Responding to this is far trickier than Crimea, where Putin’s thuggery is in clear form. China’s claims are small enough that convincing the Americans to act will be hard. The US is war-weary after a decade of the war on terrorism. It is still recovering from the Great Recession and would like time off from major new international conflicts – as the enormous opposition to intervention in Syria demonstrated. It is hard to imagine the US risking war over the Spratlys or Paracels. Indeed, I believe US public opinion would not support war with China just over Senkaku either, regardless of what President Obama recently said.

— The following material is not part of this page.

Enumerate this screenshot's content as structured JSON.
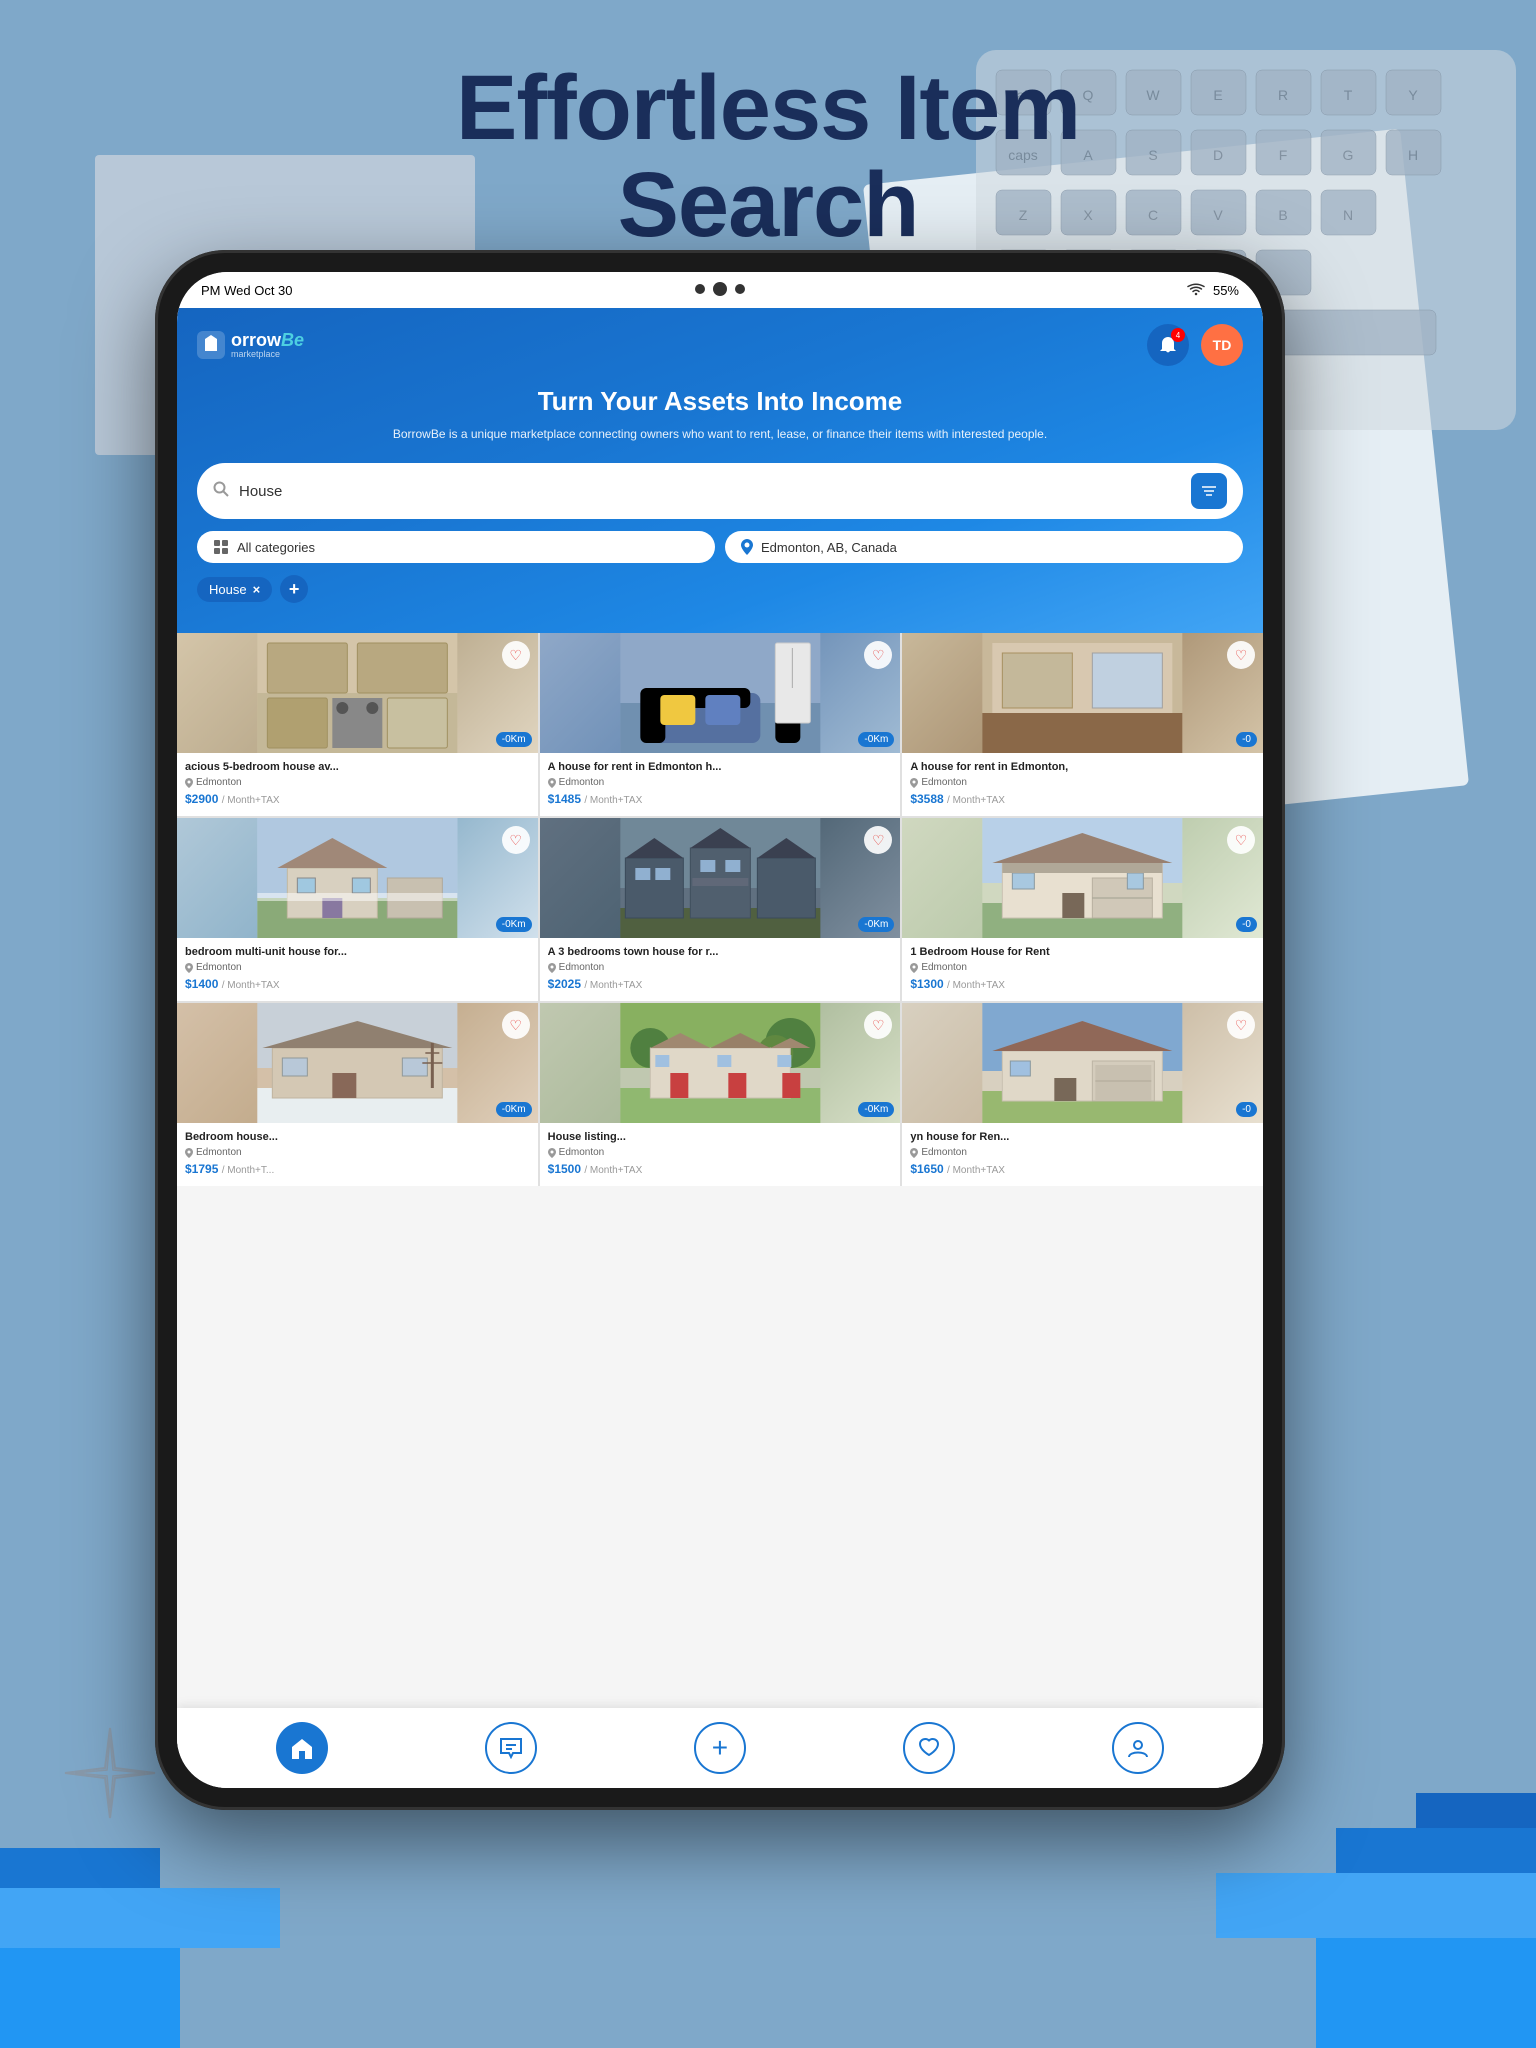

So the traditional Asian reflex of calling the Americans is not enough. The Americans would indeed help if China invaded a neighbor, Crimea-style, but the Chinese are too smart for that. These island disputes are simply not enough for the US to risk war with China. Worse, American intervention is easily manipulated by China as imperialism or ‘hegemonism.’ A Chinese general, in a press conference last Thursday, already blamed the Sino-Vietnamese tension on the American ‘pivot’ to Asia. America is a convenient whipping boy that allows China to change the subject. Instead, East Asian states need to:

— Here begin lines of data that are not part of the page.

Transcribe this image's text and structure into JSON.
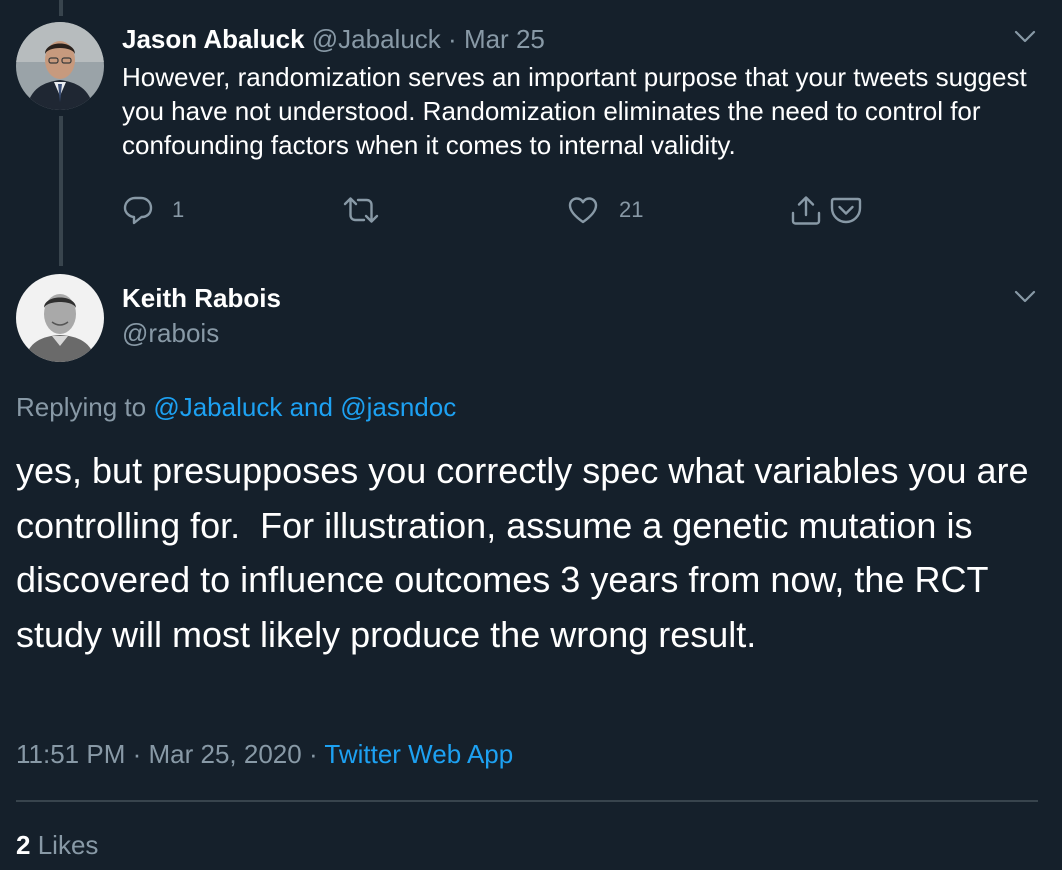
{
  "tweet1": {
    "author_name": "Jason Abaluck",
    "author_handle": "@Jabaluck",
    "separator": "·",
    "date": "Mar 25",
    "text": "However, randomization serves an important purpose that your tweets suggest you have not understood. Randomization eliminates the need to control for confounding factors when it comes to internal validity.",
    "reply_count": "1",
    "like_count": "21",
    "icons": {
      "reply": "reply-icon",
      "retweet": "retweet-icon",
      "like": "heart-icon",
      "share": "share-icon",
      "pocket": "pocket-icon",
      "menu": "chevron-down-icon"
    }
  },
  "tweet2": {
    "author_name": "Keith Rabois",
    "author_handle": "@rabois",
    "replying_prefix": "Replying to",
    "replying_to_1": "@Jabaluck",
    "replying_and": "and",
    "replying_to_2": "@jasndoc",
    "text": "yes, but presupposes you correctly spec what variables you are controlling for.  For illustration, assume a genetic mutation is discovered to influence outcomes 3 years from now, the RCT study will most likely produce the wrong result.",
    "time": "11:51 PM",
    "meta_sep": "·",
    "date": "Mar 25, 2020",
    "meta_sep2": "·",
    "source": "Twitter Web App",
    "likes_count": "2",
    "likes_label": "Likes"
  },
  "colors": {
    "background": "#15202b",
    "text": "#ffffff",
    "muted": "#8899a6",
    "link": "#1da1f2",
    "divider": "#38444d"
  }
}
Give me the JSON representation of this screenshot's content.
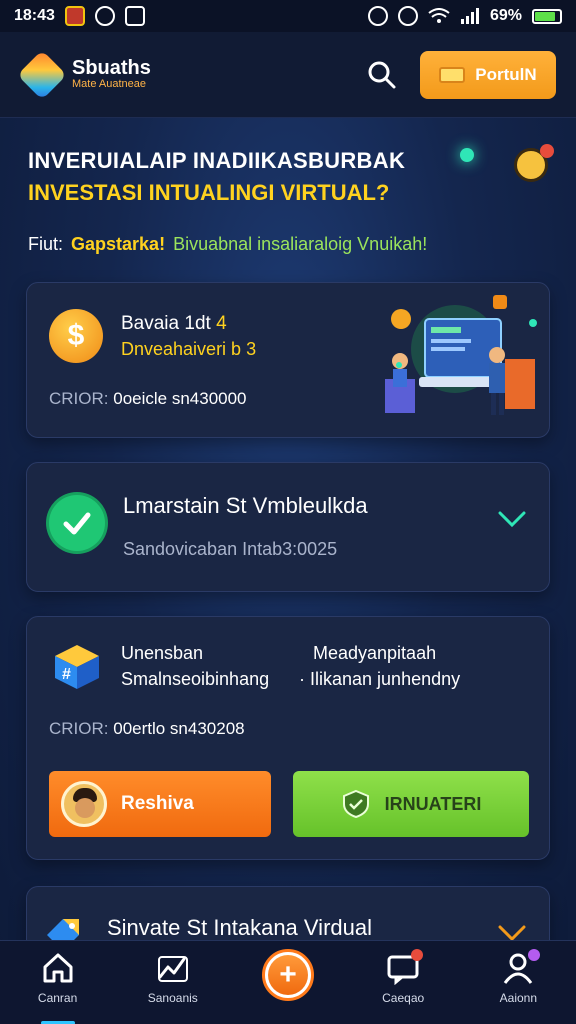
{
  "status_bar": {
    "time": "18:43",
    "battery": "69%"
  },
  "header": {
    "brand_name": "Sbuaths",
    "brand_tagline": "Mate Auatneae",
    "portal_button_label": "PortulN"
  },
  "hero": {
    "line1": "INVERUIALAIP INADIIKASBURBAK",
    "line2": "INVESTASI INTUALINGI VIRTUAL?",
    "sub_prefix": "Fiut:",
    "sub_highlight": "Gapstarka!",
    "sub_suffix": "Bivuabnal insaliaraloig Vnuikah!"
  },
  "card_investment": {
    "title_prefix": "Bavaia 1dt",
    "title_highlight": "4",
    "subtitle": "Dnveahaiveri b 3",
    "meta_label": "CRIOR:",
    "meta_value": "0oeicle sn430000"
  },
  "card_status": {
    "title": "Lmarstain St Vmbleulkda",
    "subtitle": "Sandovicaban Intab3:0025"
  },
  "card_actions": {
    "col1_line1": "Unensban",
    "col1_line2": "Smalnseoibinhang",
    "col2_line1": "Meadyanpitaah",
    "col2_line2": "Ilikanan junhendny",
    "meta_label": "CRIOR:",
    "meta_value": "00ertlo sn430208",
    "orange_button_label": "Reshiva",
    "green_button_label": "IRNUATERI"
  },
  "card_more": {
    "title": "Sinvate St Intakana Virdual"
  },
  "bottom_nav": {
    "items": [
      {
        "label": "Canran",
        "icon": "home-icon"
      },
      {
        "label": "Sanoanis",
        "icon": "chart-icon"
      },
      {
        "label": "",
        "icon": "plus-icon"
      },
      {
        "label": "Caeqao",
        "icon": "message-icon"
      },
      {
        "label": "Aaionn",
        "icon": "user-icon"
      }
    ]
  },
  "colors": {
    "accent_orange": "#f39a1a",
    "accent_yellow": "#ffd21f",
    "accent_green": "#66c22a",
    "card_bg": "#1a2644",
    "page_bg": "#14264e"
  }
}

1) Start cooperating much more seriously among themselves. American analysts have been saying for a long time that the inability of Asian states to cooperate on defense – that the US has multiple bilateral defense treaties with individual states, rather than one NATO-like multilateral treaty – is redundant and wasteful. It is long overdue for Japan and Korea, e.g., to bury the hatchet and seriously cooperate. China gleefully exploits the Pacific War to isolate Japan. Similarly, ASEAN finally needs to get its act together. It is 40+ years old, but continues to fail to present China with a unified position on the South China Sea.
2) Reach out the incoming Indian government. Narendra Modi is wild card at the moment. But he is a Hindu nationalist by belief, not a Congress socialist. He almost certainly takes a dim view of Chinese expansionism, as the Chinese navy has sought to operate in the India Ocean as well. And Abe has indeed reached out to India before.

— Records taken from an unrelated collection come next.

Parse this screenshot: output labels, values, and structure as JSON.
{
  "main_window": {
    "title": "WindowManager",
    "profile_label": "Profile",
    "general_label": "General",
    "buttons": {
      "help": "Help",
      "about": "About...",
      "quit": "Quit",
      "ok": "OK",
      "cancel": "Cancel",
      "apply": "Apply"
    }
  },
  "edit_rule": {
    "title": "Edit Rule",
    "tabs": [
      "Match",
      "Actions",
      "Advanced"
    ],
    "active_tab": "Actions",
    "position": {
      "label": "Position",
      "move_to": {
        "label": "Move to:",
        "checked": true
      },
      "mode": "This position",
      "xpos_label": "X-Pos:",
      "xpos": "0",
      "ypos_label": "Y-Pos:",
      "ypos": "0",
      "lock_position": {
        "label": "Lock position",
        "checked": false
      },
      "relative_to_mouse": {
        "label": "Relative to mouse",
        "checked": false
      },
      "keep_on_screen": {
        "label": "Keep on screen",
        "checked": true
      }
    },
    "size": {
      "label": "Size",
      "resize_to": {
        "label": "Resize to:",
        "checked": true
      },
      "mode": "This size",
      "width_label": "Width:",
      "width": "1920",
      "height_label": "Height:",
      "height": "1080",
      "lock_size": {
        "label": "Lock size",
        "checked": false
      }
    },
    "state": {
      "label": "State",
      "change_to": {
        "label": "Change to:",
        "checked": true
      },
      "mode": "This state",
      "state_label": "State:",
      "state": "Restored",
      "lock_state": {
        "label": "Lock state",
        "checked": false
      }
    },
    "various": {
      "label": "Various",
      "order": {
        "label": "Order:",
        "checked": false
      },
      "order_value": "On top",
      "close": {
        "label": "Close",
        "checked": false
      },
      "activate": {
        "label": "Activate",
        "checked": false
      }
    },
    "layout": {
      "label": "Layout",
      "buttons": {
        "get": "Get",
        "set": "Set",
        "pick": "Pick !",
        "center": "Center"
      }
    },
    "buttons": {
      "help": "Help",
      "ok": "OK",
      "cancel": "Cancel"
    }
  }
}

The Chinese move into Vietnamese waters is yet another small step by China indicating that the days of the peaceful rise are concluding, and that time of nationalist assertion is coming. In this, PM Abe may find a hidden relief. He must feel vindicated; of all of Asia’s leaders, he has been the most hawkish on China. He has long realized that Japan is a unique bulwark against Chinese regional hegemony – if that is indeed what China seeks. China still had time to change course; its halting, on-again-off-again pressure on its neighbors suggests there is a policy battle occurring in Beijing over just how much to push the neighborhood. We often assume that the civilian party leadership struggles against the military, but we do not really know. If the Chinese leadership, whether military or civilian, does not bring the ‘nine-dash line’ into greater conformity with UNCLOS, maritime stand-offs such as this current one in Vietnam will occur more frequently.